◆ **Problem description**
Locate every line below that contains the word "zoom" and copy it.

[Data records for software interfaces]

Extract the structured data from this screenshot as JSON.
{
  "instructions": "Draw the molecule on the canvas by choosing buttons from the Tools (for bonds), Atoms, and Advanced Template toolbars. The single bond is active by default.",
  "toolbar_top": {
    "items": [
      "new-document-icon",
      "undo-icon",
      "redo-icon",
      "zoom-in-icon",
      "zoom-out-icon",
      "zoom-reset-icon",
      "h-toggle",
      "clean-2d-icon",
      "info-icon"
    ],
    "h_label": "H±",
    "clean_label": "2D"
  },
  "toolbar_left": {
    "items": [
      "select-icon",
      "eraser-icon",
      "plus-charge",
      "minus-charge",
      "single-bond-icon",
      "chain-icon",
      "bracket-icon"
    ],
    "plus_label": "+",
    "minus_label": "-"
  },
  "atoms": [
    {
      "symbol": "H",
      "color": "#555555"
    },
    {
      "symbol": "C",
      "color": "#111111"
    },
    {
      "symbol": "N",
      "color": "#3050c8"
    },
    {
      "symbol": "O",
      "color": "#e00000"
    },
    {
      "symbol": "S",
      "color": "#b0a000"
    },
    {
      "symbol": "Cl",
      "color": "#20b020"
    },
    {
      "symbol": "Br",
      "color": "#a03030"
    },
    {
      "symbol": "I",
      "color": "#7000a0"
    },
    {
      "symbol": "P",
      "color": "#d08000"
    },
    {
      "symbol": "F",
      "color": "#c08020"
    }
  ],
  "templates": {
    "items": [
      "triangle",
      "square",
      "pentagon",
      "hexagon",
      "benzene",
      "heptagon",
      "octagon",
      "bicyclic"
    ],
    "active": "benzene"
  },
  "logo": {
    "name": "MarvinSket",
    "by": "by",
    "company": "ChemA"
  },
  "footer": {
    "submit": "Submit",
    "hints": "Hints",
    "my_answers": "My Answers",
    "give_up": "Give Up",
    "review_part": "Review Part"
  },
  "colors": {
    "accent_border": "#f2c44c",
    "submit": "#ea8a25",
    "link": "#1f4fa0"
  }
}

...

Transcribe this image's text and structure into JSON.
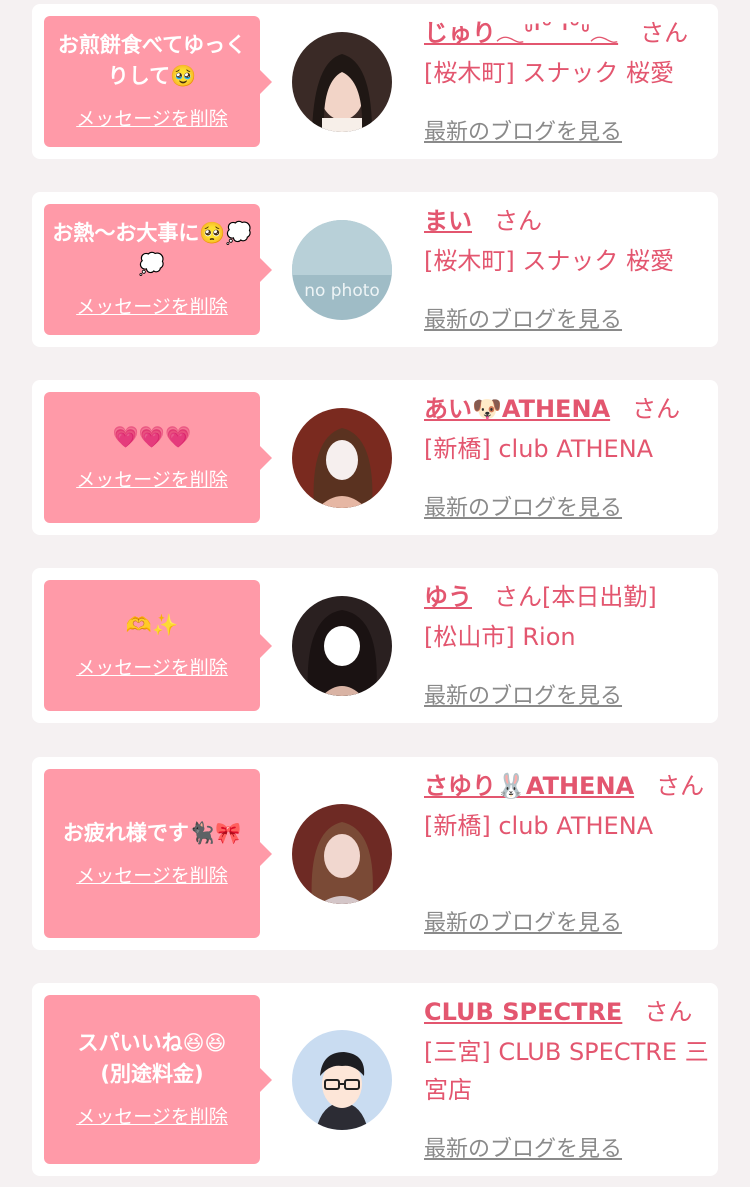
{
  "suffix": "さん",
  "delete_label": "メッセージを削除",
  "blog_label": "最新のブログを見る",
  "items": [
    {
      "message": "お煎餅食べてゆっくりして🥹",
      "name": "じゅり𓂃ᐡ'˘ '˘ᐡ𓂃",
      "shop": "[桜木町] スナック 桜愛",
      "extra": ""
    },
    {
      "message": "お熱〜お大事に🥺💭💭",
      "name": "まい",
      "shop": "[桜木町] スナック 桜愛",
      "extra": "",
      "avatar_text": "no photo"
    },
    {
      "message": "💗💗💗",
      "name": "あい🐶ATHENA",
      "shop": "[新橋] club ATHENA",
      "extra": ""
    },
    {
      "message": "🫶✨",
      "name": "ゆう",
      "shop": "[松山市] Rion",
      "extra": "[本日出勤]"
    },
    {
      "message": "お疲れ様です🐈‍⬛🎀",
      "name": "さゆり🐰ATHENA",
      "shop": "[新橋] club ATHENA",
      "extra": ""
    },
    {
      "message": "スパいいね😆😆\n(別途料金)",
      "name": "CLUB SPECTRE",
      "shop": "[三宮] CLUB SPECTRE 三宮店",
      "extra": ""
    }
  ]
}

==

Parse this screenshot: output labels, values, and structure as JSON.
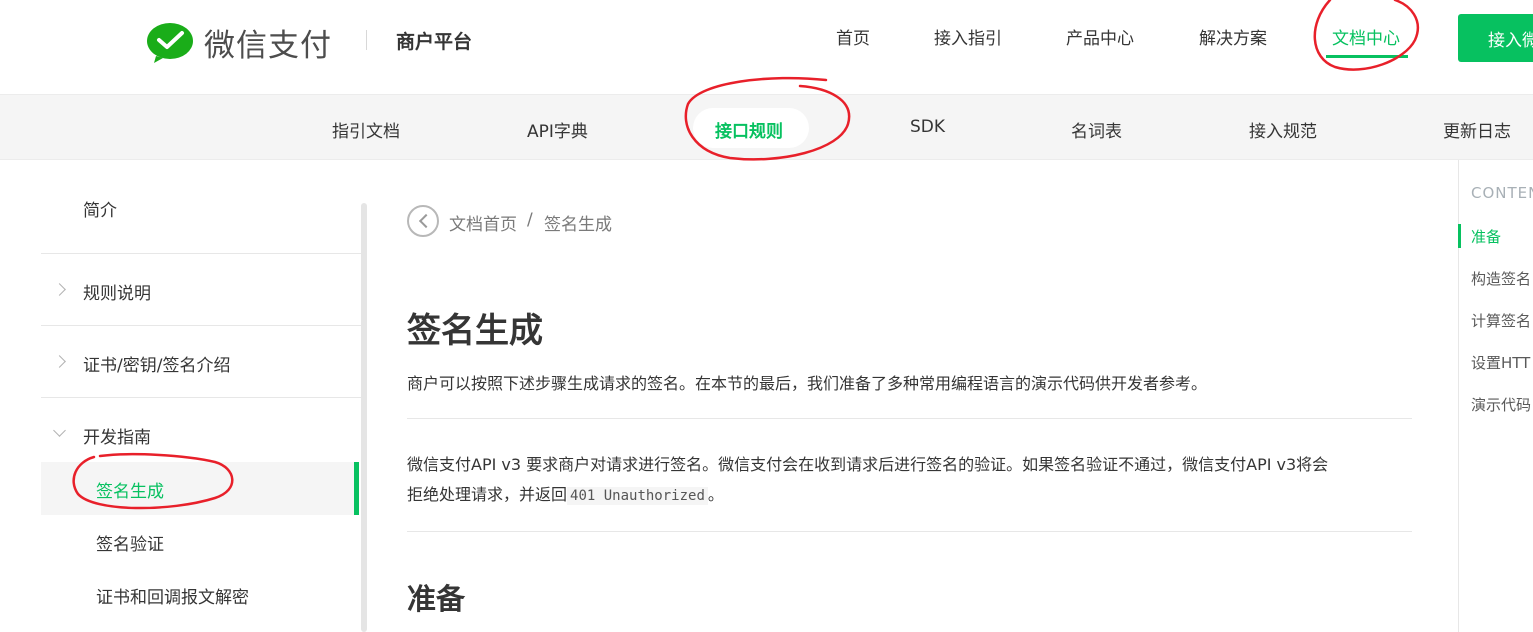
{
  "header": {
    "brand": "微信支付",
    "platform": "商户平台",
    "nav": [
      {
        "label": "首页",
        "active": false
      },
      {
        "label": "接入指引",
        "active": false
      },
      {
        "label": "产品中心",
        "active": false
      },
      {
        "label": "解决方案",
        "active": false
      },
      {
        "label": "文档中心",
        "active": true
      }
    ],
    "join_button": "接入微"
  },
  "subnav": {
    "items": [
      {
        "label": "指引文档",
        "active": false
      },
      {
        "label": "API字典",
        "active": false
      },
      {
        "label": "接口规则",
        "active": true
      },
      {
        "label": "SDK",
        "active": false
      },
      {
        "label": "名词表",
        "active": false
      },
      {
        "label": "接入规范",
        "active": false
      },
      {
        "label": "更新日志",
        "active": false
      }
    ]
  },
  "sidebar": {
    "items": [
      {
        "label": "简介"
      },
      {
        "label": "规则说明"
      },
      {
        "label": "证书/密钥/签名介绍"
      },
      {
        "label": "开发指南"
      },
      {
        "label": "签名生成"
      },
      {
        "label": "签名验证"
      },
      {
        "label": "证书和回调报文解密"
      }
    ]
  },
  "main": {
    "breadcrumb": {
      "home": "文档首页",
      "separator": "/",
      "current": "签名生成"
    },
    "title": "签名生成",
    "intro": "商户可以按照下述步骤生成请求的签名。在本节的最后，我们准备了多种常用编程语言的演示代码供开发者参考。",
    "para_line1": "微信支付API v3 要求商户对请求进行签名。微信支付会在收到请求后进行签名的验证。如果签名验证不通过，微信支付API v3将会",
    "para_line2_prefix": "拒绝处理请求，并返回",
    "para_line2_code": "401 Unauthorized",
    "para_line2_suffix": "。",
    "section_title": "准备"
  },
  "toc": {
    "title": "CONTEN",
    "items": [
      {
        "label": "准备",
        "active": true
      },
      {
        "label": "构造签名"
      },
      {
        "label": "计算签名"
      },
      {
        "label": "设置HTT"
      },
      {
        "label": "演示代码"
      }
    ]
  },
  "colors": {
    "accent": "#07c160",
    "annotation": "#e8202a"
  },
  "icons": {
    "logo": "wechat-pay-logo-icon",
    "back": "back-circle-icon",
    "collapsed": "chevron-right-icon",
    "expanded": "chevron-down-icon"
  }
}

◆ **Exercise result**
      "zoom-in-icon",
      "zoom-out-icon",
      "zoom-reset-icon",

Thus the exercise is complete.